__Records supplied__.
———

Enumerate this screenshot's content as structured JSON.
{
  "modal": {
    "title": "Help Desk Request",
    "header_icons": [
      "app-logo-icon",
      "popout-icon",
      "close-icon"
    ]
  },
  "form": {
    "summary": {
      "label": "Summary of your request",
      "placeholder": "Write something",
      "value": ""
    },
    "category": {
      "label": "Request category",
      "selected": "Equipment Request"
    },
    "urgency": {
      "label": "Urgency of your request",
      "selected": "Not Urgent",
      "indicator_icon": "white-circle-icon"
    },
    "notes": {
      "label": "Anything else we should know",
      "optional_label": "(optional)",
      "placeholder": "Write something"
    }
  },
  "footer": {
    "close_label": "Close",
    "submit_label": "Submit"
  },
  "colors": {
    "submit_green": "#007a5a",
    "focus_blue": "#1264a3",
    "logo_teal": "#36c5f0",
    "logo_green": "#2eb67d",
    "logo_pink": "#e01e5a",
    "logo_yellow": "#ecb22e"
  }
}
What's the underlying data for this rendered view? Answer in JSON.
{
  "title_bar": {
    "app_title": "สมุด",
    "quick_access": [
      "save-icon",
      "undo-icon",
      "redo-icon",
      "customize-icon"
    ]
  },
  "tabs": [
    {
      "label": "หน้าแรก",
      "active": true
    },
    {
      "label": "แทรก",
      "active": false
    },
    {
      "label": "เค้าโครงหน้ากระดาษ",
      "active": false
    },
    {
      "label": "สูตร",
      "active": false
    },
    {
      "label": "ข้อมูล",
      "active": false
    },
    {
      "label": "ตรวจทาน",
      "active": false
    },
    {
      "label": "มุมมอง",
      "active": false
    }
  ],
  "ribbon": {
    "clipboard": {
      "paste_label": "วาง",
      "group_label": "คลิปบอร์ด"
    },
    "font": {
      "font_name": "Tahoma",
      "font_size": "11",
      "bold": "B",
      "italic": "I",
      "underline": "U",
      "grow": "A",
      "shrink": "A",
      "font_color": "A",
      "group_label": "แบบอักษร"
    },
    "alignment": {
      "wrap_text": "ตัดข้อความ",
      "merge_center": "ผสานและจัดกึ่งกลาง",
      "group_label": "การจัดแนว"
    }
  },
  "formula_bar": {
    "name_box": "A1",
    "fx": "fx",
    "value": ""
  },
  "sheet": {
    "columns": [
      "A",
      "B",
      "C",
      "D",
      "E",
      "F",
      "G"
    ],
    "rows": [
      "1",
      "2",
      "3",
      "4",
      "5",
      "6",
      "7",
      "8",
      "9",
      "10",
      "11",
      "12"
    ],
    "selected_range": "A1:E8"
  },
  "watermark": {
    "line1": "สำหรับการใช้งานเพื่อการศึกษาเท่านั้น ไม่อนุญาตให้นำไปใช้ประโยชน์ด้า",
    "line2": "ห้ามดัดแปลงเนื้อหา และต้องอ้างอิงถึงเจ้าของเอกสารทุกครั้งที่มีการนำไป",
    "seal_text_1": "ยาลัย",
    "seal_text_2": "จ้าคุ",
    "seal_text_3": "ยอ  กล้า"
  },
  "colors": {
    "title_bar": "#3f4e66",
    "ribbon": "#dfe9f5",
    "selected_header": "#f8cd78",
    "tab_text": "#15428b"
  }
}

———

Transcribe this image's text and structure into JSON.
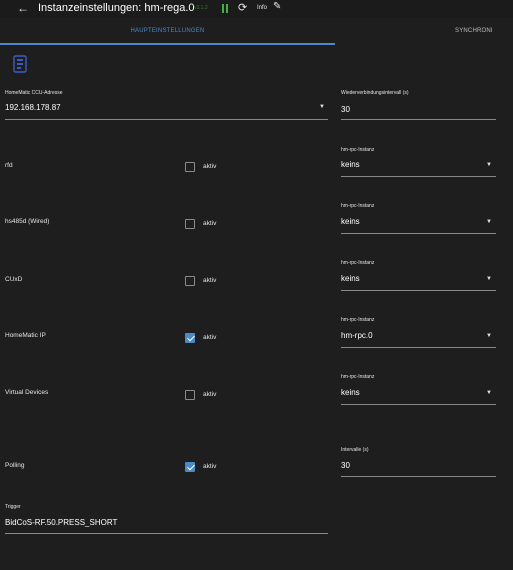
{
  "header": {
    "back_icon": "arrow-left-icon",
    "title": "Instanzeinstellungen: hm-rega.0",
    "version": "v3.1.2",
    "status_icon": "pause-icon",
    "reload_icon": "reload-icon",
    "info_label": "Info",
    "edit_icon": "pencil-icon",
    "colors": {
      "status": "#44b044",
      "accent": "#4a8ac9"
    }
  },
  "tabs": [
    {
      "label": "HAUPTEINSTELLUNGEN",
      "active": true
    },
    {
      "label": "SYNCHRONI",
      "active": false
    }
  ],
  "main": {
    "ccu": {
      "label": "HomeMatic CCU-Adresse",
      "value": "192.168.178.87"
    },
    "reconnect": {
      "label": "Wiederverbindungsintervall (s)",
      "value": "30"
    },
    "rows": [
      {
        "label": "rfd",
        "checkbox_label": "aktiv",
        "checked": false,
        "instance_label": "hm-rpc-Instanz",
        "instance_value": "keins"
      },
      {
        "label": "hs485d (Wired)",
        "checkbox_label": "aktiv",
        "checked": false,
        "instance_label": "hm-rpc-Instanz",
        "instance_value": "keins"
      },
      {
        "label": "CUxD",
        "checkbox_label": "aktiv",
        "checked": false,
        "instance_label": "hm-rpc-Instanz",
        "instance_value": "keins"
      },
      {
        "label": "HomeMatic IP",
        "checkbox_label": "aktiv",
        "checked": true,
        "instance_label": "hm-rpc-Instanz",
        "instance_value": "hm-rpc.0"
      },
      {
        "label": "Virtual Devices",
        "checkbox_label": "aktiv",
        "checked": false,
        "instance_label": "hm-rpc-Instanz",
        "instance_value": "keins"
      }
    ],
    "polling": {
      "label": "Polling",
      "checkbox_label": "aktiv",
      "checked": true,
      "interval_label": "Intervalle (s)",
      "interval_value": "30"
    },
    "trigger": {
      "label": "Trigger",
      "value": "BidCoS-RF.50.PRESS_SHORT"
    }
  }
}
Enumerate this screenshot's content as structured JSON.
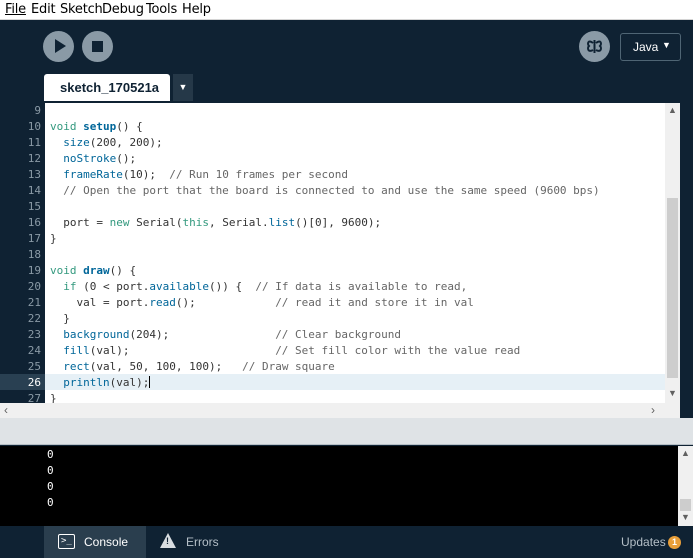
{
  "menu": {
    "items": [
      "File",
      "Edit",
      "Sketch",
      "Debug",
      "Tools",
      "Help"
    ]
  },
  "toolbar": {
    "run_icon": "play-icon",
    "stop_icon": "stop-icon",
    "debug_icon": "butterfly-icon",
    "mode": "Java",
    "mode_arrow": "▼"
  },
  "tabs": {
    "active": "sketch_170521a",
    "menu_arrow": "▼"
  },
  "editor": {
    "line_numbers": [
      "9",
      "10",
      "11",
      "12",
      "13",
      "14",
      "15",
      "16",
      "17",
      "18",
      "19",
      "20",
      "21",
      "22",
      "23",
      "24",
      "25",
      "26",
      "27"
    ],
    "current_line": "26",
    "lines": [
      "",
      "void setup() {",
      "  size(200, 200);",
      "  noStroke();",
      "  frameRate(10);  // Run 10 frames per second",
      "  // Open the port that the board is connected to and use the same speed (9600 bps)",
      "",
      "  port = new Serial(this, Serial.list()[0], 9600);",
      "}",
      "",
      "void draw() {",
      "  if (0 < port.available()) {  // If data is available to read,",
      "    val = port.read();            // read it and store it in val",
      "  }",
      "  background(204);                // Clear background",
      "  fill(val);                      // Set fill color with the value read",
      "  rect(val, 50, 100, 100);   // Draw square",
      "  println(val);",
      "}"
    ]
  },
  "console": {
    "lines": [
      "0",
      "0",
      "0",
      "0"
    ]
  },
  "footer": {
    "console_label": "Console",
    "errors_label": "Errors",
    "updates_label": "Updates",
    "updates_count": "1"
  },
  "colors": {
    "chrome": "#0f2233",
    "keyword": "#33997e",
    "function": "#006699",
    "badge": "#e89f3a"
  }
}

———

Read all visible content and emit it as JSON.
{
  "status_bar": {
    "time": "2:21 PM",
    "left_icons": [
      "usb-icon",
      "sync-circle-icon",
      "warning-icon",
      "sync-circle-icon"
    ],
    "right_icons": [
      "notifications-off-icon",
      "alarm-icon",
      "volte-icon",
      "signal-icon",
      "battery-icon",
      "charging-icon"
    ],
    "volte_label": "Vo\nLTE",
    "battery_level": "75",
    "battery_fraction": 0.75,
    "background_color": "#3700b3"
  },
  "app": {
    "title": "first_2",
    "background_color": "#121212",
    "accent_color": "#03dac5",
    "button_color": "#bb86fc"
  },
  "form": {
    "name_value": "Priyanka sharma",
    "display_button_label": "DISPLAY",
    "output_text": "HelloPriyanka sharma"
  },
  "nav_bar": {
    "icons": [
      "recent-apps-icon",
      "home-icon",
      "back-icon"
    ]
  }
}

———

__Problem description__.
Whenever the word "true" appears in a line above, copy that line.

__Reply to the exercise__.
      "active": true
      "active": true
        "checked": true,
      "checked": true,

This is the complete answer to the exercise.